"The criminal exploits of Boston's most notorious psychopath, fugitive gangster James "Whitey" Bulger, have been well chronicled. Now Timothy M. Burke exposes another sadistic figure who prowled Boston's streets for unsuspecting victims back when Whitey was still the man: Leonard "The Quahog" Paradiso. . . . In a suspenseful account offered by the former prosecutor who sent Paradiso to prison for the 1979 slaying of Marie Ianuzzi, Burke builds a convincing case that the Revere fish peddler was a cunning sexual predator who got away with many more slayings. . . Burke tells a compelling story, with chilling accounts of Paradiso's crimes gleaned from victims' accounts and evidence that never made it to court. . . The story transcends Boston with an insider's view of the criminal justice system. . . It's a good read.

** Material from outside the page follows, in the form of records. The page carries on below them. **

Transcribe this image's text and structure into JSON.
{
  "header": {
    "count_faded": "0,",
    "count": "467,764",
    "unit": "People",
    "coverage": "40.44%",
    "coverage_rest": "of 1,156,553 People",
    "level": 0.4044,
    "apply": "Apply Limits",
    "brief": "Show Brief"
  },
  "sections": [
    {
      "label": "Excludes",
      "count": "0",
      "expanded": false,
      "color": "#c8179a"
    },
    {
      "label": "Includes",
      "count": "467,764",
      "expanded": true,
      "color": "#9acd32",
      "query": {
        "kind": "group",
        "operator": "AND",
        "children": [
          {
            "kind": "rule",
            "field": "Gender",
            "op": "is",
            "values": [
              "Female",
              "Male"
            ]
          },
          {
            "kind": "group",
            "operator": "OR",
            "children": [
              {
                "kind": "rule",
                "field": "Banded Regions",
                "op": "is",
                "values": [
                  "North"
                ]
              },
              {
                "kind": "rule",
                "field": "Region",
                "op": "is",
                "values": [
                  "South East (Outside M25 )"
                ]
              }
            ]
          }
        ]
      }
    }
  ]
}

And Burke, who led the State Police investigation into Bulger during the 1980s, even manages to slip in a few observations about him" — Boston Globe
"Burke’s colorful and creepy debut takes a Grisham-esque ride through both the legal system and the mind of a killer.
[Burke] believes Lenny "The Quahog" Paradiso was responsible for seven or more killings and nearly as many rapes, including that of Joan Webster, whose 1981 disappearance from Boston’s Logan airport dominated the headlines. With the single-minded fury of a true believer in the legal system, Burke has done everything within his power to prove that Paradiso is a genuine serial killer. Add in some cops out of a Dennis Lehane story, some lawyers out of a Richard North Patterson novel and an oddball assortment of witnesses and jurors, and you’ve got a gripping story. Unlike many true-crime books that claim to read like a novel, this book actually does feel like fiction, primarily because it more or less adheres to a three-act structure and is loaded with vibrant, cinematic dialogue. Burke also does a solid job with characterizations. His portrayal of Paradiso is properly frightening, and most of the secondary players are well fleshed out....
This deserves mention alongside Vincent Bugliosi’s Helter Skelter (1974) and Robert Graysmith’s Zodiac (1986) as a stellar exploration of the soul of a mass murderer."
— Kirkus Reviews